● Problem to solve
Please return each of the entries below exactly as they appear.

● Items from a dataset
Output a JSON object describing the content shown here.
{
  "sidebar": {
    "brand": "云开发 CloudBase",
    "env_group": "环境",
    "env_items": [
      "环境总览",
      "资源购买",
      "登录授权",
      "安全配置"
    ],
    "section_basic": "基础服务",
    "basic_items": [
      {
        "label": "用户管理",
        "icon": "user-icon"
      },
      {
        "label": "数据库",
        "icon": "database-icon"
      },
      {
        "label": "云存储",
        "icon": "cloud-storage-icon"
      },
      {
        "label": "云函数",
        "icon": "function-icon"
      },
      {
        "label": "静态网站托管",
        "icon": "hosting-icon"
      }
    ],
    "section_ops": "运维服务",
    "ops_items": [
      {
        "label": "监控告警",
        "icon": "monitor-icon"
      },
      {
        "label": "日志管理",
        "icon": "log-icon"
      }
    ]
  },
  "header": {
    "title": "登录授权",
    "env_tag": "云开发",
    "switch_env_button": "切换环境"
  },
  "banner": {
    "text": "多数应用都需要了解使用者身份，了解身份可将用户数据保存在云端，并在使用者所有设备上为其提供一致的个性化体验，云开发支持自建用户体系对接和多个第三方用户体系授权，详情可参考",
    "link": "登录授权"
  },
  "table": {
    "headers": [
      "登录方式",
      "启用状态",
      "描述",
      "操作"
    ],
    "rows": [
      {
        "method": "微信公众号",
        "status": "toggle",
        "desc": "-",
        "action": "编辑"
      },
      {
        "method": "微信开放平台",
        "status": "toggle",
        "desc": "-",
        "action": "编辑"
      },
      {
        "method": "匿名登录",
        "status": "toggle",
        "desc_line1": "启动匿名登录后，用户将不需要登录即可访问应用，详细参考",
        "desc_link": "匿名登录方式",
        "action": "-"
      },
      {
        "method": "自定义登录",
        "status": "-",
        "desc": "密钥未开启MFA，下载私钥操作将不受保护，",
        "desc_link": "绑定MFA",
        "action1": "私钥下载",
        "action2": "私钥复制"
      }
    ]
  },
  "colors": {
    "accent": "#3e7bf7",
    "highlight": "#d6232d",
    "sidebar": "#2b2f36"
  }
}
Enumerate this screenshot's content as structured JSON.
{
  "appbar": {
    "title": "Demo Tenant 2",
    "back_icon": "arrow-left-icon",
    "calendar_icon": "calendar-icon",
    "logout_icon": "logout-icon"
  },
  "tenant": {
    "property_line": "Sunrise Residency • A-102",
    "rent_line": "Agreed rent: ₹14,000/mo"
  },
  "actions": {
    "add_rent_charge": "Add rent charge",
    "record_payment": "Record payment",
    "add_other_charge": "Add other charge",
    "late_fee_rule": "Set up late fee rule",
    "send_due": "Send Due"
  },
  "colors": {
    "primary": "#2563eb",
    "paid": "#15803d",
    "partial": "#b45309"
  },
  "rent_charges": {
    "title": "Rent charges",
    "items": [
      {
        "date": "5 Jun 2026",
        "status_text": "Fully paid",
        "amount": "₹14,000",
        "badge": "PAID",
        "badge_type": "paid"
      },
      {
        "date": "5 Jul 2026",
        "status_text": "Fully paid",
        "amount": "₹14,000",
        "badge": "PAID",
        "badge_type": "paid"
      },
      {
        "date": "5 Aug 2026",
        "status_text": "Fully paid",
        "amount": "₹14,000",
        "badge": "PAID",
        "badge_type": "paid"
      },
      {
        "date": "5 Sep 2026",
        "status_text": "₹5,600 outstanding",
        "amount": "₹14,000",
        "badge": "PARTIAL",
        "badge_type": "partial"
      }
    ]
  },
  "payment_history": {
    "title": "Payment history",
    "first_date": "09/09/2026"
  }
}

● Result
Output a JSON object describing the content shown here.
{
  "sidebar": {
    "brand": "云开发 CloudBase",
    "env_group": "环境",
    "env_items": [
      "环境总览",
      "资源购买",
      "登录授权",
      "安全配置"
    ],
    "section_basic": "基础服务",
    "basic_items": [
      {
        "label": "用户管理",
        "icon": "user-icon"
      },
      {
        "label": "数据库",
        "icon": "database-icon"
      },
      {
        "label": "云存储",
        "icon": "cloud-storage-icon"
      },
      {
        "label": "云函数",
        "icon": "function-icon"
      },
      {
        "label": "静态网站托管",
        "icon": "hosting-icon"
      }
    ],
    "section_ops": "运维服务",
    "ops_items": [
      {
        "label": "监控告警",
        "icon": "monitor-icon"
      },
      {
        "label": "日志管理",
        "icon": "log-icon"
      }
    ]
  },
  "header": {
    "title": "登录授权",
    "env_tag": "云开发",
    "switch_env_button": "切换环境"
  },
  "banner": {
    "text": "多数应用都需要了解使用者身份，了解身份可将用户数据保存在云端，并在使用者所有设备上为其提供一致的个性化体验，云开发支持自建用户体系对接和多个第三方用户体系授权，详情可参考",
    "link": "登录授权"
  },
  "table": {
    "headers": [
      "登录方式",
      "启用状态",
      "描述",
      "操作"
    ],
    "rows": [
      {
        "method": "微信公众号",
        "status": "toggle",
        "desc": "-",
        "action": "编辑"
      },
      {
        "method": "微信开放平台",
        "status": "toggle",
        "desc": "-",
        "action": "编辑"
      },
      {
        "method": "匿名登录",
        "status": "toggle",
        "desc_line1": "启动匿名登录后，用户将不需要登录即可访问应用，详细参考",
        "desc_link": "匿名登录方式",
        "action": "-"
      },
      {
        "method": "自定义登录",
        "status": "-",
        "desc": "密钥未开启MFA，下载私钥操作将不受保护，",
        "desc_link": "绑定MFA",
        "action1": "私钥下载",
        "action2": "私钥复制"
      }
    ]
  },
  "colors": {
    "accent": "#3e7bf7",
    "highlight": "#d6232d",
    "sidebar": "#2b2f36"
  }
}
Enumerate this screenshot's content as structured JSON.
{
  "appbar": {
    "title": "Demo Tenant 2",
    "back_icon": "arrow-left-icon",
    "calendar_icon": "calendar-icon",
    "logout_icon": "logout-icon"
  },
  "tenant": {
    "property_line": "Sunrise Residency • A-102",
    "rent_line": "Agreed rent: ₹14,000/mo"
  },
  "actions": {
    "add_rent_charge": "Add rent charge",
    "record_payment": "Record payment",
    "add_other_charge": "Add other charge",
    "late_fee_rule": "Set up late fee rule",
    "send_due": "Send Due"
  },
  "colors": {
    "primary": "#2563eb",
    "paid": "#15803d",
    "partial": "#b45309"
  },
  "rent_charges": {
    "title": "Rent charges",
    "items": [
      {
        "date": "5 Jun 2026",
        "status_text": "Fully paid",
        "amount": "₹14,000",
        "badge": "PAID",
        "badge_type": "paid"
      },
      {
        "date": "5 Jul 2026",
        "status_text": "Fully paid",
        "amount": "₹14,000",
        "badge": "PAID",
        "badge_type": "paid"
      },
      {
        "date": "5 Aug 2026",
        "status_text": "Fully paid",
        "amount": "₹14,000",
        "badge": "PAID",
        "badge_type": "paid"
      },
      {
        "date": "5 Sep 2026",
        "status_text": "₹5,600 outstanding",
        "amount": "₹14,000",
        "badge": "PARTIAL",
        "badge_type": "partial"
      }
    ]
  },
  "payment_history": {
    "title": "Payment history",
    "first_date": "09/09/2026"
  }
}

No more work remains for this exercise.